Required action:
Without the pictures, print each of the records below exactly as it appears.

Source data START

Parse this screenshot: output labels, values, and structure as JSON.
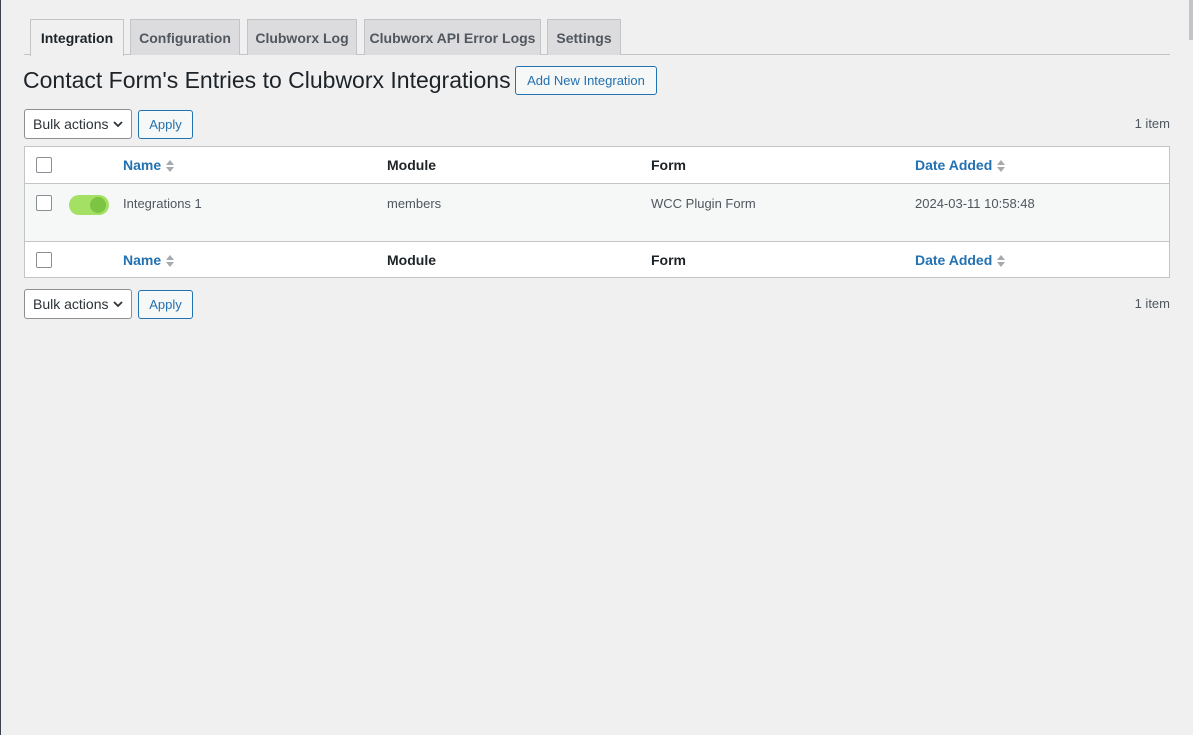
{
  "tabs": [
    {
      "label": "Integration",
      "active": true
    },
    {
      "label": "Configuration",
      "active": false
    },
    {
      "label": "Clubworx Log",
      "active": false
    },
    {
      "label": "Clubworx API Error Logs",
      "active": false
    },
    {
      "label": "Settings",
      "active": false
    }
  ],
  "page": {
    "title": "Contact Form's Entries to Clubworx Integrations",
    "add_button": "Add New Integration"
  },
  "bulk": {
    "select_label": "Bulk actions",
    "apply_label": "Apply",
    "count": "1 item"
  },
  "table": {
    "columns": {
      "name": "Name",
      "module": "Module",
      "form": "Form",
      "date_added": "Date Added"
    },
    "rows": [
      {
        "enabled": true,
        "name": "Integrations 1",
        "module": "members",
        "form": "WCC Plugin Form",
        "date_added": "2024-03-11 10:58:48"
      }
    ]
  },
  "colors": {
    "accent": "#2271b1",
    "toggle_on": "#a3e063",
    "toggle_knob": "#7cc542",
    "background": "#f0f0f1"
  },
  "icons": {
    "sort": "sort-arrows-icon",
    "dropdown": "chevron-down-icon"
  }
}
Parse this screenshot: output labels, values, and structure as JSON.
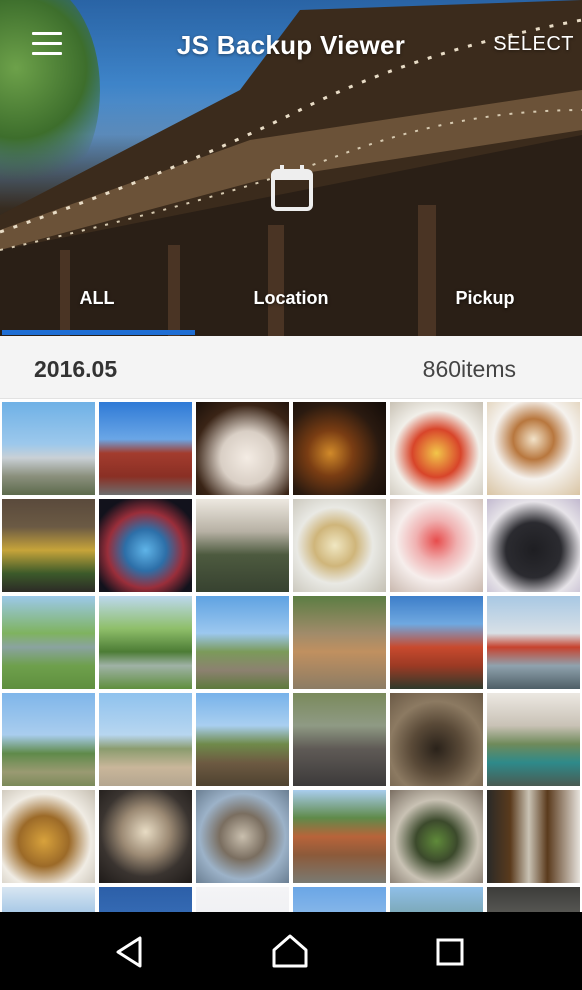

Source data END

Answer box:
Parse this screenshot: output labels, values, and structure as JSON.
{
  "tabs": [
    {
      "label": "Integration",
      "active": true
    },
    {
      "label": "Configuration",
      "active": false
    },
    {
      "label": "Clubworx Log",
      "active": false
    },
    {
      "label": "Clubworx API Error Logs",
      "active": false
    },
    {
      "label": "Settings",
      "active": false
    }
  ],
  "page": {
    "title": "Contact Form's Entries to Clubworx Integrations",
    "add_button": "Add New Integration"
  },
  "bulk": {
    "select_label": "Bulk actions",
    "apply_label": "Apply",
    "count": "1 item"
  },
  "table": {
    "columns": {
      "name": "Name",
      "module": "Module",
      "form": "Form",
      "date_added": "Date Added"
    },
    "rows": [
      {
        "enabled": true,
        "name": "Integrations 1",
        "module": "members",
        "form": "WCC Plugin Form",
        "date_added": "2024-03-11 10:58:48"
      }
    ]
  },
  "colors": {
    "accent": "#2271b1",
    "toggle_on": "#a3e063",
    "toggle_knob": "#7cc542",
    "background": "#f0f0f1"
  },
  "icons": {
    "sort": "sort-arrows-icon",
    "dropdown": "chevron-down-icon"
  }
}
Parse this screenshot: output labels, values, and structure as JSON.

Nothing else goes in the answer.